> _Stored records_
== Segment start ==
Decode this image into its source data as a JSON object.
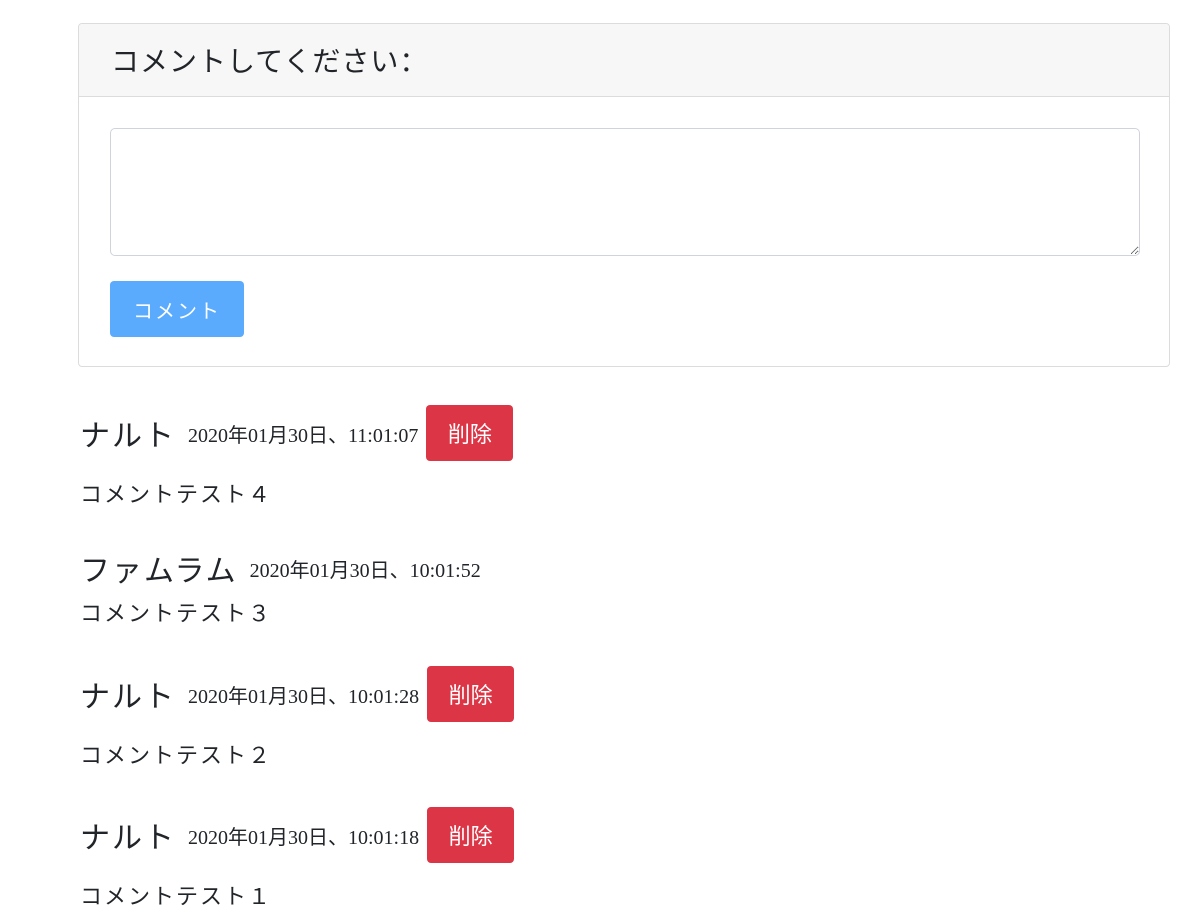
{
  "form": {
    "header": "コメントしてください：",
    "textarea_value": "",
    "submit_label": "コメント"
  },
  "comments": [
    {
      "author": "ナルト",
      "timestamp": "2020年01月30日、11:01:07",
      "delete_label": "削除",
      "body": "コメントテスト４"
    },
    {
      "author": "ファムラム",
      "timestamp": "2020年01月30日、10:01:52",
      "delete_label": "",
      "body": "コメントテスト３"
    },
    {
      "author": "ナルト",
      "timestamp": "2020年01月30日、10:01:28",
      "delete_label": "削除",
      "body": "コメントテスト２"
    },
    {
      "author": "ナルト",
      "timestamp": "2020年01月30日、10:01:18",
      "delete_label": "削除",
      "body": "コメントテスト１"
    }
  ],
  "colors": {
    "submit_button": "#5aabfd",
    "delete_button": "#dc3545",
    "header_bg": "#f7f7f7"
  }
}
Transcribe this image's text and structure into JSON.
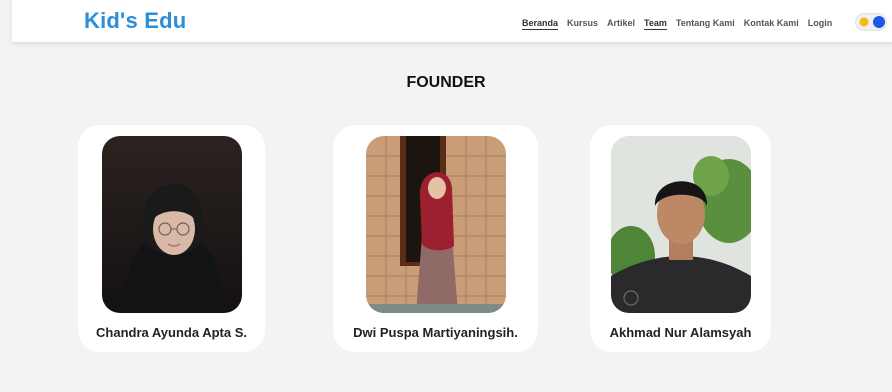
{
  "brand": "Kid's Edu",
  "nav": {
    "items": [
      {
        "label": "Beranda",
        "active": true
      },
      {
        "label": "Kursus",
        "active": false
      },
      {
        "label": "Artikel",
        "active": false
      },
      {
        "label": "Team",
        "active": true
      },
      {
        "label": "Tentang Kami",
        "active": false
      },
      {
        "label": "Kontak Kami",
        "active": false
      },
      {
        "label": "Login",
        "active": false
      }
    ]
  },
  "section": {
    "title": "FOUNDER"
  },
  "founders": [
    {
      "name": "Chandra Ayunda Apta S."
    },
    {
      "name": "Dwi Puspa Martiyaningsih."
    },
    {
      "name": "Akhmad Nur Alamsyah"
    }
  ],
  "colors": {
    "brand": "#2a8fd6",
    "toggle_knob": "#1f57e6",
    "sun": "#f5b81c"
  }
}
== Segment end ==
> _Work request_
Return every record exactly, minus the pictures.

> _Answer_
Decode this image into its source data as a JSON object.
{
  "form": {
    "header": "コメントしてください：",
    "textarea_value": "",
    "submit_label": "コメント"
  },
  "comments": [
    {
      "author": "ナルト",
      "timestamp": "2020年01月30日、11:01:07",
      "delete_label": "削除",
      "body": "コメントテスト４"
    },
    {
      "author": "ファムラム",
      "timestamp": "2020年01月30日、10:01:52",
      "delete_label": "",
      "body": "コメントテスト３"
    },
    {
      "author": "ナルト",
      "timestamp": "2020年01月30日、10:01:28",
      "delete_label": "削除",
      "body": "コメントテスト２"
    },
    {
      "author": "ナルト",
      "timestamp": "2020年01月30日、10:01:18",
      "delete_label": "削除",
      "body": "コメントテスト１"
    }
  ],
  "colors": {
    "submit_button": "#5aabfd",
    "delete_button": "#dc3545",
    "header_bg": "#f7f7f7"
  }
}
Transcribe this image's text and structure into JSON.
{
  "brand": "Kid's Edu",
  "nav": {
    "items": [
      {
        "label": "Beranda",
        "active": true
      },
      {
        "label": "Kursus",
        "active": false
      },
      {
        "label": "Artikel",
        "active": false
      },
      {
        "label": "Team",
        "active": true
      },
      {
        "label": "Tentang Kami",
        "active": false
      },
      {
        "label": "Kontak Kami",
        "active": false
      },
      {
        "label": "Login",
        "active": false
      }
    ]
  },
  "section": {
    "title": "FOUNDER"
  },
  "founders": [
    {
      "name": "Chandra Ayunda Apta S."
    },
    {
      "name": "Dwi Puspa Martiyaningsih."
    },
    {
      "name": "Akhmad Nur Alamsyah"
    }
  ],
  "colors": {
    "brand": "#2a8fd6",
    "toggle_knob": "#1f57e6",
    "sun": "#f5b81c"
  }
}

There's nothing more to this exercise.